This chapter provides an overview and introduction to the book’s theoretical framework which is rooted in ultra-realist criminology theory and transcendental materialism’s…
This chapter provides an overview and introduction to the book’s theoretical framework which is rooted in ultra-realist criminology theory and transcendental materialism’s innovative conceptualisation of subjectivity. The chapter outlines both of these perspectives and how they differ from existing criminological theory in order to explore both how and why individuals in contemporary society are so committed to the values, symbols and identities of consumer capitalism. The chapter then employs this theoretical framework to problematise and deconstruct the dominant conceptualisation of parkour as a mode of performative resistance, by drawing upon theoretical ideas such as precorporation, the reversal of ideology and interpassivity.
In this chapter the author discusses some insights lost in a lost ethnomethodological study of parkour. The author introduces parkour, before critically engaging with some…
In this chapter the author discusses some insights lost in a lost ethnomethodological study of parkour. The author introduces parkour, before critically engaging with some of the existing theoretical treatments of the practice. The author then considers some of the materials drawn on by those existing studies in reconsidering what is getting done in ‘parkour talk’. In further outlining what was lost, the author considers some of the aspects of the study that would have positioned parkour in terms of its engaging ordinariness. The chapter concludes with a summary of these avenues of inquiry and closes with a plea for the continued recognition of basic social inquiry and ethnography.
This chapter draws upon ethnographic observation and walking interviews with private security staff to offer in-depth insight into the hyper-regulation of the city and the…

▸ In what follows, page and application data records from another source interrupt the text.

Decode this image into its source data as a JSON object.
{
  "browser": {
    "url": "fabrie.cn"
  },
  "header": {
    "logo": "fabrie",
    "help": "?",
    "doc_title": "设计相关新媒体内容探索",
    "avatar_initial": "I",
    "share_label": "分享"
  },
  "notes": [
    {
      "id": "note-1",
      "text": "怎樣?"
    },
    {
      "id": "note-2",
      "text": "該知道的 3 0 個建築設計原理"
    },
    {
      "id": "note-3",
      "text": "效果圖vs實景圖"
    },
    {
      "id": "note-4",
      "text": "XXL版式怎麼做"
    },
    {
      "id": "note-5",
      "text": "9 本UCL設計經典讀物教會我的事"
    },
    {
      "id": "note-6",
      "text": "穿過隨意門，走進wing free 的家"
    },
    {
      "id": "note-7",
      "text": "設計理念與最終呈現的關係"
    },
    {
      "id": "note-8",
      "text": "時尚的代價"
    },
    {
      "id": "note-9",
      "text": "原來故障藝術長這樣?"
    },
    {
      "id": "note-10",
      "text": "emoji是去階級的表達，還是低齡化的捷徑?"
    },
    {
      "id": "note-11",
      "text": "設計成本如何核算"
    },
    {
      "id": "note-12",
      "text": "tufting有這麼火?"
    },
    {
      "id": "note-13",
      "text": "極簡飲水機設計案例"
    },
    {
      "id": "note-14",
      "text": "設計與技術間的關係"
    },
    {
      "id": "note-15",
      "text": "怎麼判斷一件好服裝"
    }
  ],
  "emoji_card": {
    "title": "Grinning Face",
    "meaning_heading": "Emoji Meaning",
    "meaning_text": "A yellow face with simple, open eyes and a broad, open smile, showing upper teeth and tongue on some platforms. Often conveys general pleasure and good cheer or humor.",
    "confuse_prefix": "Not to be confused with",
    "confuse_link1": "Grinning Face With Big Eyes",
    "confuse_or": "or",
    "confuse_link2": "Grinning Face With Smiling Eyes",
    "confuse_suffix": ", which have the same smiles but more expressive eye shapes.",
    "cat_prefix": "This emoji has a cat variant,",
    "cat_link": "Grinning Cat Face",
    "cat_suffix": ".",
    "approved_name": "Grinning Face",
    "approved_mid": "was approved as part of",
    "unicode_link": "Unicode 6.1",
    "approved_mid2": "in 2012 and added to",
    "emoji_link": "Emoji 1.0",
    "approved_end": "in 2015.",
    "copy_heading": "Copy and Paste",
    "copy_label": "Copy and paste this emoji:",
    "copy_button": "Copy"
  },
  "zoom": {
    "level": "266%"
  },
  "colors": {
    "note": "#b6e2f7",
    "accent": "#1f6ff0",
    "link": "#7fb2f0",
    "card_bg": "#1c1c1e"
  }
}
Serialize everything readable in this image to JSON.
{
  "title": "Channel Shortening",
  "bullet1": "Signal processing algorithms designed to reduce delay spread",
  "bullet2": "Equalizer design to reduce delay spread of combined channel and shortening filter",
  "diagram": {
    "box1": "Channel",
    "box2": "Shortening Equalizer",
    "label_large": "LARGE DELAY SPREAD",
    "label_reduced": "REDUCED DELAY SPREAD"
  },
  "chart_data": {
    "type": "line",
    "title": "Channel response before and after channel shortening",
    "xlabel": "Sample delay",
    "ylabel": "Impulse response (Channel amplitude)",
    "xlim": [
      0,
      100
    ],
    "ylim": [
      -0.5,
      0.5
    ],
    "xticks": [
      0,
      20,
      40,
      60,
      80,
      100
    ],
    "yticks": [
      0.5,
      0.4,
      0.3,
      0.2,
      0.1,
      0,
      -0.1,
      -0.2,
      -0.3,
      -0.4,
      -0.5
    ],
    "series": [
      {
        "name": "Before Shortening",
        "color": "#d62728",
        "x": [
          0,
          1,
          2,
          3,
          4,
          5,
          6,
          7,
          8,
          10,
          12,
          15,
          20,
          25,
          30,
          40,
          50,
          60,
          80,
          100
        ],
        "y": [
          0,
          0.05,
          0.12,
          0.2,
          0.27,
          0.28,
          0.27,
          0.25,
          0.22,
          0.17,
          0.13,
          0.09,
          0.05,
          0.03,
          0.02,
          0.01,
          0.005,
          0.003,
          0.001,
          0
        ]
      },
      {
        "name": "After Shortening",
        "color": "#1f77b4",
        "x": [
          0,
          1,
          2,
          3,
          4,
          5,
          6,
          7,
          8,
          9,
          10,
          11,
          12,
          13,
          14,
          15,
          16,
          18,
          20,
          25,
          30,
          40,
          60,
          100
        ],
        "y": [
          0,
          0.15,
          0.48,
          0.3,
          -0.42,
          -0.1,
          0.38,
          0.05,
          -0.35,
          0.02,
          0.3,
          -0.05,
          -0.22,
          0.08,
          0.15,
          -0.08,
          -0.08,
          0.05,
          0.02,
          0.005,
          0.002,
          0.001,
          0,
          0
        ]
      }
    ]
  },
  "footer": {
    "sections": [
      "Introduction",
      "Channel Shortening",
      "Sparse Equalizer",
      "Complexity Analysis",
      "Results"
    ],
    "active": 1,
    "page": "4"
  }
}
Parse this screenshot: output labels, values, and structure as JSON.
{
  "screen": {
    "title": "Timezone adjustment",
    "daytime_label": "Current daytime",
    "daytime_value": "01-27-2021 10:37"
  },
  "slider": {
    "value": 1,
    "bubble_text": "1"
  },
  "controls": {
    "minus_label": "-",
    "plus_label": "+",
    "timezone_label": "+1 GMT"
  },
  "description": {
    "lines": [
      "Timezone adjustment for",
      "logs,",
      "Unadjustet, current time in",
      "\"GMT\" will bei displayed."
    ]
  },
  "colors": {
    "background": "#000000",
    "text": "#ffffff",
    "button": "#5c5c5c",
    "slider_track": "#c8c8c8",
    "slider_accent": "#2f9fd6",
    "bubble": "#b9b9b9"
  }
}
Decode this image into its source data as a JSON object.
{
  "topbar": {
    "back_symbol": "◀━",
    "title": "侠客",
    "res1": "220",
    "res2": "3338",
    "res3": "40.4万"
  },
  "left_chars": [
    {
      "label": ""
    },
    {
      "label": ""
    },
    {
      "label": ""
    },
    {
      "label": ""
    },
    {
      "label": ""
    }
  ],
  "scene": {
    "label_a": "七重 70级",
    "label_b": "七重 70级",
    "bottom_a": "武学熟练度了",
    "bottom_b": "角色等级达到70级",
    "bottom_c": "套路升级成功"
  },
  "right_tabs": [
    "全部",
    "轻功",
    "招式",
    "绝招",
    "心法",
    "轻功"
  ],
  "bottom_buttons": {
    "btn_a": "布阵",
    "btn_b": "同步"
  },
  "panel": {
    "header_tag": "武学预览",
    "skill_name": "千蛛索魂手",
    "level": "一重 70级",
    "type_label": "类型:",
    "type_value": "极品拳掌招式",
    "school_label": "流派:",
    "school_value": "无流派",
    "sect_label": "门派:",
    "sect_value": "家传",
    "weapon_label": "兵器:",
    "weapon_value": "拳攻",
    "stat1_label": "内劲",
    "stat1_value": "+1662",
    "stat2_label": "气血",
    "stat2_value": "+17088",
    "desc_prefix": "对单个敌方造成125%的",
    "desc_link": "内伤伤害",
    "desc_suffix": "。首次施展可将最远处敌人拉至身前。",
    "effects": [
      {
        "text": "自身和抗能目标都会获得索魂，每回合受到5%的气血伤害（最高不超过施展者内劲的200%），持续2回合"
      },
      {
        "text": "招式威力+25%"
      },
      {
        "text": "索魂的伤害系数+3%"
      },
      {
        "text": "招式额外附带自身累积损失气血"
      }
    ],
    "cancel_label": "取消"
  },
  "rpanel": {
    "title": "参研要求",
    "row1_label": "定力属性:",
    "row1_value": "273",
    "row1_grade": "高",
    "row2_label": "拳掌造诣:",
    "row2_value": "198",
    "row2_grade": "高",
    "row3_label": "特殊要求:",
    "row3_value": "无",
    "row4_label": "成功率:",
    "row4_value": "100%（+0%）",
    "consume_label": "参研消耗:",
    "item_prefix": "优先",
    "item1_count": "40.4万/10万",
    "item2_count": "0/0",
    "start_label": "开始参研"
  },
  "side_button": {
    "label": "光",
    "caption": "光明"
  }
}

This chapter draws upon ethnographic observation and walking interviews with private security staff to offer in-depth insight into the hyper-regulation of the city and the lived dynamics of parkour’s inconsistent inclusion and exclusion from urban space. This chapter argues that the street-level governance of urban space is largely incoherent, fractured and characterised by a myriad of conflicting spatial interests. As neoliberalism has privatised and fractured the city into a series of microspheres of spatial sovereignty, there is a lack of any notion of the common urban good; therefore, what should be allowed and prohibited from urban space. This is a manifestation of the broader trend towards post-political forms of governance. It is argued that the confusion and contradiction that surrounds what city spaces should be for actively contributed to the forms of spatial compromise developed between private security and the traceurs.
This chapter offers a theoretical appraisal of our contemporary hyper-regulated urban spaces situated against a backdrop of deindustrialisation, the shift to consumer economies and the rise of the creative city paradigm. While existing work has characterised urban space as dead and asocial spaces bereft of life. This chapter opts to think our city centres as ‘Zombie Cities’: cities which have been eviscerated the social but are forced to wear the exterior signs of life through the injection of economically productive but artificial modes of culture and creativity. This sets the stage for explaining why parkour is inconsistently included and excluded from urban space, and how it attains spatio-economically contingent legitimacy and inclusion into urban space that problematises existing theoretical perspectives around a revanchist urbanism.